_EXERCISE:_ The records are to be repeated in full. Every line must match.

[Excerpts from an interface dataset]
-- Opening Marker --

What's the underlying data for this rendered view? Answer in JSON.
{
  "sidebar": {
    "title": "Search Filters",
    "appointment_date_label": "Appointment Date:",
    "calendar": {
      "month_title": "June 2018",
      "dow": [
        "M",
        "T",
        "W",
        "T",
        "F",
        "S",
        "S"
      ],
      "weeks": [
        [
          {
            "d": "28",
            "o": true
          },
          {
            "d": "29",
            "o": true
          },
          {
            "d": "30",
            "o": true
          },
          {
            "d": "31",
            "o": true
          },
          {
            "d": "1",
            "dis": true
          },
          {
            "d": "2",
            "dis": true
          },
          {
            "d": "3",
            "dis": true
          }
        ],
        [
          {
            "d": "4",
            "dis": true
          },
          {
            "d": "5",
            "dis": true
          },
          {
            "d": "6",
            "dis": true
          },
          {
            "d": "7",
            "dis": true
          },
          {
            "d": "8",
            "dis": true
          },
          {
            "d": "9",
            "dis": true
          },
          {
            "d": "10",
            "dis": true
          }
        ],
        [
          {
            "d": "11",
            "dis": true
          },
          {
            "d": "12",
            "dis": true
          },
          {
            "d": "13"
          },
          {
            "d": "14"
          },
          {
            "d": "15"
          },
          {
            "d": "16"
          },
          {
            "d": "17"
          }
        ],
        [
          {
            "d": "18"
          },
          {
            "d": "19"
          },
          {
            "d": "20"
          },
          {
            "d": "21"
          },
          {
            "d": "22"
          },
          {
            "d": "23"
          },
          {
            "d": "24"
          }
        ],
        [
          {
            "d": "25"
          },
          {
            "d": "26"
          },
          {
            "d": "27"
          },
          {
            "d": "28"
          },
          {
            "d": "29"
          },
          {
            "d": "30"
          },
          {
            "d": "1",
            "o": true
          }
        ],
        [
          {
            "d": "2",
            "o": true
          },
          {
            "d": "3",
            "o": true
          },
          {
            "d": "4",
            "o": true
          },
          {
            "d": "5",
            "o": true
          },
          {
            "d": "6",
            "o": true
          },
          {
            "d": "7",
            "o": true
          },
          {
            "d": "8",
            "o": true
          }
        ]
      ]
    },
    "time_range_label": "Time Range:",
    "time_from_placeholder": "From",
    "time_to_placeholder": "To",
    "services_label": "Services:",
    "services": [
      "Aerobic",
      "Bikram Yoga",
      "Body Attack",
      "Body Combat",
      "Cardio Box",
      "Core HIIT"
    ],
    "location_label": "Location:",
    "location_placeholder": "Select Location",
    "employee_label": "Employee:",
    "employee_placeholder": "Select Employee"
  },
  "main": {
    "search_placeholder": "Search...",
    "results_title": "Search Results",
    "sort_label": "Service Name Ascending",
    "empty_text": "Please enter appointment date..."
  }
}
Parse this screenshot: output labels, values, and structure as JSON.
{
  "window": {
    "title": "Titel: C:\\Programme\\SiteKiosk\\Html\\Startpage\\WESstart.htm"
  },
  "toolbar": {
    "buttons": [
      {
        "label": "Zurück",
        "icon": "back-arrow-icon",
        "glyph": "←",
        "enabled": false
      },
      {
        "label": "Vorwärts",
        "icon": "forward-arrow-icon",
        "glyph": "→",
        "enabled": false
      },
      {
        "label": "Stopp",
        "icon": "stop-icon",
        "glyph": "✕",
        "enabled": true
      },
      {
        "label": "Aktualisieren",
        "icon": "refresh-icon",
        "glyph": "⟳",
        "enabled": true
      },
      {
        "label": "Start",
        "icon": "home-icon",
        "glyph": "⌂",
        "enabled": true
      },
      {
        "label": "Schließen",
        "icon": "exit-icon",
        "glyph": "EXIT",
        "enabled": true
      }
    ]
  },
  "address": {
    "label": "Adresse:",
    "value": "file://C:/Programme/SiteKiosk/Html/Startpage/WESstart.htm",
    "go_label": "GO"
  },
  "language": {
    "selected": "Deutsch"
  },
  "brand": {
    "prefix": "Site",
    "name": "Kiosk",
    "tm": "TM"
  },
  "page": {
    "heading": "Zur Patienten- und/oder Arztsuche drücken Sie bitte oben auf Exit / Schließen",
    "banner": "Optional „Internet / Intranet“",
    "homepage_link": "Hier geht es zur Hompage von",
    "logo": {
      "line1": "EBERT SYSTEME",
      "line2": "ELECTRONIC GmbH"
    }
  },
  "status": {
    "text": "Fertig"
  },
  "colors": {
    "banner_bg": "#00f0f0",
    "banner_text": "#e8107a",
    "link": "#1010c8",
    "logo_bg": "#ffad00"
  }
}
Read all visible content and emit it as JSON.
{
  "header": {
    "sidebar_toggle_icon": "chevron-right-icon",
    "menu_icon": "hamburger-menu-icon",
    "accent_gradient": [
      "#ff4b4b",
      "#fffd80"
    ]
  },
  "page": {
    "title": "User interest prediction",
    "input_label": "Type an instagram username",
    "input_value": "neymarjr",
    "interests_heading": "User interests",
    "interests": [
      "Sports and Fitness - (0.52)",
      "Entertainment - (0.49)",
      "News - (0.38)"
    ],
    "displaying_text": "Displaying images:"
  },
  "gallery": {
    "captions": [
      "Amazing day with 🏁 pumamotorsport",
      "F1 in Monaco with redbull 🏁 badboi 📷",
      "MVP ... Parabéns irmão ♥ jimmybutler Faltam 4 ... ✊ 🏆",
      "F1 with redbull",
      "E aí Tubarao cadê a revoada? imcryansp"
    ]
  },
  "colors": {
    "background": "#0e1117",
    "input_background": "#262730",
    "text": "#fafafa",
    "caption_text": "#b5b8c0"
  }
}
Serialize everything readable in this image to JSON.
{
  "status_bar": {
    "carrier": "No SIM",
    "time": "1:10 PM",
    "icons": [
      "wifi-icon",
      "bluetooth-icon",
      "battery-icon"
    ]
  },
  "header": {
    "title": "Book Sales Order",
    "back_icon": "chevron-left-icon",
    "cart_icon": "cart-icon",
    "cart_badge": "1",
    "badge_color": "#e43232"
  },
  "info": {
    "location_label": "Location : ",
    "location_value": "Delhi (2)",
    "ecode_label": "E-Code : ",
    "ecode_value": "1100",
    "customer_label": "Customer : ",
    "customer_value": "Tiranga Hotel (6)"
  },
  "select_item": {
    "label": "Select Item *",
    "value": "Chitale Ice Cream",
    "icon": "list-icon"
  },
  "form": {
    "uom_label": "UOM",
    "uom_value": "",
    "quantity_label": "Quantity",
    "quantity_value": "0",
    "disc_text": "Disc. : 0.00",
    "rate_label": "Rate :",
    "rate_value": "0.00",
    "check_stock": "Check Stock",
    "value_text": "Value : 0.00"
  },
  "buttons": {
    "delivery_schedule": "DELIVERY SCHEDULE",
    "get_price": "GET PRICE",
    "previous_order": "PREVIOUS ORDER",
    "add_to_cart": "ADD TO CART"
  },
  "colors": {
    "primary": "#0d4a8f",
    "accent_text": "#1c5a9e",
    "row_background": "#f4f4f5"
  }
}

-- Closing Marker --

_RESPONSE BELOW:_
What's the underlying data for this rendered view? Answer in JSON.
{
  "sidebar": {
    "title": "Search Filters",
    "appointment_date_label": "Appointment Date:",
    "calendar": {
      "month_title": "June 2018",
      "dow": [
        "M",
        "T",
        "W",
        "T",
        "F",
        "S",
        "S"
      ],
      "weeks": [
        [
          {
            "d": "28",
            "o": true
          },
          {
            "d": "29",
            "o": true
          },
          {
            "d": "30",
            "o": true
          },
          {
            "d": "31",
            "o": true
          },
          {
            "d": "1",
            "dis": true
          },
          {
            "d": "2",
            "dis": true
          },
          {
            "d": "3",
            "dis": true
          }
        ],
        [
          {
            "d": "4",
            "dis": true
          },
          {
            "d": "5",
            "dis": true
          },
          {
            "d": "6",
            "dis": true
          },
          {
            "d": "7",
            "dis": true
          },
          {
            "d": "8",
            "dis": true
          },
          {
            "d": "9",
            "dis": true
          },
          {
            "d": "10",
            "dis": true
          }
        ],
        [
          {
            "d": "11",
            "dis": true
          },
          {
            "d": "12",
            "dis": true
          },
          {
            "d": "13"
          },
          {
            "d": "14"
          },
          {
            "d": "15"
          },
          {
            "d": "16"
          },
          {
            "d": "17"
          }
        ],
        [
          {
            "d": "18"
          },
          {
            "d": "19"
          },
          {
            "d": "20"
          },
          {
            "d": "21"
          },
          {
            "d": "22"
          },
          {
            "d": "23"
          },
          {
            "d": "24"
          }
        ],
        [
          {
            "d": "25"
          },
          {
            "d": "26"
          },
          {
            "d": "27"
          },
          {
            "d": "28"
          },
          {
            "d": "29"
          },
          {
            "d": "30"
          },
          {
            "d": "1",
            "o": true
          }
        ],
        [
          {
            "d": "2",
            "o": true
          },
          {
            "d": "3",
            "o": true
          },
          {
            "d": "4",
            "o": true
          },
          {
            "d": "5",
            "o": true
          },
          {
            "d": "6",
            "o": true
          },
          {
            "d": "7",
            "o": true
          },
          {
            "d": "8",
            "o": true
          }
        ]
      ]
    },
    "time_range_label": "Time Range:",
    "time_from_placeholder": "From",
    "time_to_placeholder": "To",
    "services_label": "Services:",
    "services": [
      "Aerobic",
      "Bikram Yoga",
      "Body Attack",
      "Body Combat",
      "Cardio Box",
      "Core HIIT"
    ],
    "location_label": "Location:",
    "location_placeholder": "Select Location",
    "employee_label": "Employee:",
    "employee_placeholder": "Select Employee"
  },
  "main": {
    "search_placeholder": "Search...",
    "results_title": "Search Results",
    "sort_label": "Service Name Ascending",
    "empty_text": "Please enter appointment date..."
  }
}
Parse this screenshot: output labels, values, and structure as JSON.
{
  "window": {
    "title": "Titel: C:\\Programme\\SiteKiosk\\Html\\Startpage\\WESstart.htm"
  },
  "toolbar": {
    "buttons": [
      {
        "label": "Zurück",
        "icon": "back-arrow-icon",
        "glyph": "←",
        "enabled": false
      },
      {
        "label": "Vorwärts",
        "icon": "forward-arrow-icon",
        "glyph": "→",
        "enabled": false
      },
      {
        "label": "Stopp",
        "icon": "stop-icon",
        "glyph": "✕",
        "enabled": true
      },
      {
        "label": "Aktualisieren",
        "icon": "refresh-icon",
        "glyph": "⟳",
        "enabled": true
      },
      {
        "label": "Start",
        "icon": "home-icon",
        "glyph": "⌂",
        "enabled": true
      },
      {
        "label": "Schließen",
        "icon": "exit-icon",
        "glyph": "EXIT",
        "enabled": true
      }
    ]
  },
  "address": {
    "label": "Adresse:",
    "value": "file://C:/Programme/SiteKiosk/Html/Startpage/WESstart.htm",
    "go_label": "GO"
  },
  "language": {
    "selected": "Deutsch"
  },
  "brand": {
    "prefix": "Site",
    "name": "Kiosk",
    "tm": "TM"
  },
  "page": {
    "heading": "Zur Patienten- und/oder Arztsuche drücken Sie bitte oben auf Exit / Schließen",
    "banner": "Optional „Internet / Intranet“",
    "homepage_link": "Hier geht es zur Hompage von",
    "logo": {
      "line1": "EBERT SYSTEME",
      "line2": "ELECTRONIC GmbH"
    }
  },
  "status": {
    "text": "Fertig"
  },
  "colors": {
    "banner_bg": "#00f0f0",
    "banner_text": "#e8107a",
    "link": "#1010c8",
    "logo_bg": "#ffad00"
  }
}
Read all visible content and emit it as JSON.
{
  "header": {
    "sidebar_toggle_icon": "chevron-right-icon",
    "menu_icon": "hamburger-menu-icon",
    "accent_gradient": [
      "#ff4b4b",
      "#fffd80"
    ]
  },
  "page": {
    "title": "User interest prediction",
    "input_label": "Type an instagram username",
    "input_value": "neymarjr",
    "interests_heading": "User interests",
    "interests": [
      "Sports and Fitness - (0.52)",
      "Entertainment - (0.49)",
      "News - (0.38)"
    ],
    "displaying_text": "Displaying images:"
  },
  "gallery": {
    "captions": [
      "Amazing day with 🏁 pumamotorsport",
      "F1 in Monaco with redbull 🏁 badboi 📷",
      "MVP ... Parabéns irmão ♥ jimmybutler Faltam 4 ... ✊ 🏆",
      "F1 with redbull",
      "E aí Tubarao cadê a revoada? imcryansp"
    ]
  },
  "colors": {
    "background": "#0e1117",
    "input_background": "#262730",
    "text": "#fafafa",
    "caption_text": "#b5b8c0"
  }
}
Serialize everything readable in this image to JSON.
{
  "status_bar": {
    "carrier": "No SIM",
    "time": "1:10 PM",
    "icons": [
      "wifi-icon",
      "bluetooth-icon",
      "battery-icon"
    ]
  },
  "header": {
    "title": "Book Sales Order",
    "back_icon": "chevron-left-icon",
    "cart_icon": "cart-icon",
    "cart_badge": "1",
    "badge_color": "#e43232"
  },
  "info": {
    "location_label": "Location : ",
    "location_value": "Delhi (2)",
    "ecode_label": "E-Code : ",
    "ecode_value": "1100",
    "customer_label": "Customer : ",
    "customer_value": "Tiranga Hotel (6)"
  },
  "select_item": {
    "label": "Select Item *",
    "value": "Chitale Ice Cream",
    "icon": "list-icon"
  },
  "form": {
    "uom_label": "UOM",
    "uom_value": "",
    "quantity_label": "Quantity",
    "quantity_value": "0",
    "disc_text": "Disc. : 0.00",
    "rate_label": "Rate :",
    "rate_value": "0.00",
    "check_stock": "Check Stock",
    "value_text": "Value : 0.00"
  },
  "buttons": {
    "delivery_schedule": "DELIVERY SCHEDULE",
    "get_price": "GET PRICE",
    "previous_order": "PREVIOUS ORDER",
    "add_to_cart": "ADD TO CART"
  },
  "colors": {
    "primary": "#0d4a8f",
    "accent_text": "#1c5a9e",
    "row_background": "#f4f4f5"
  }
}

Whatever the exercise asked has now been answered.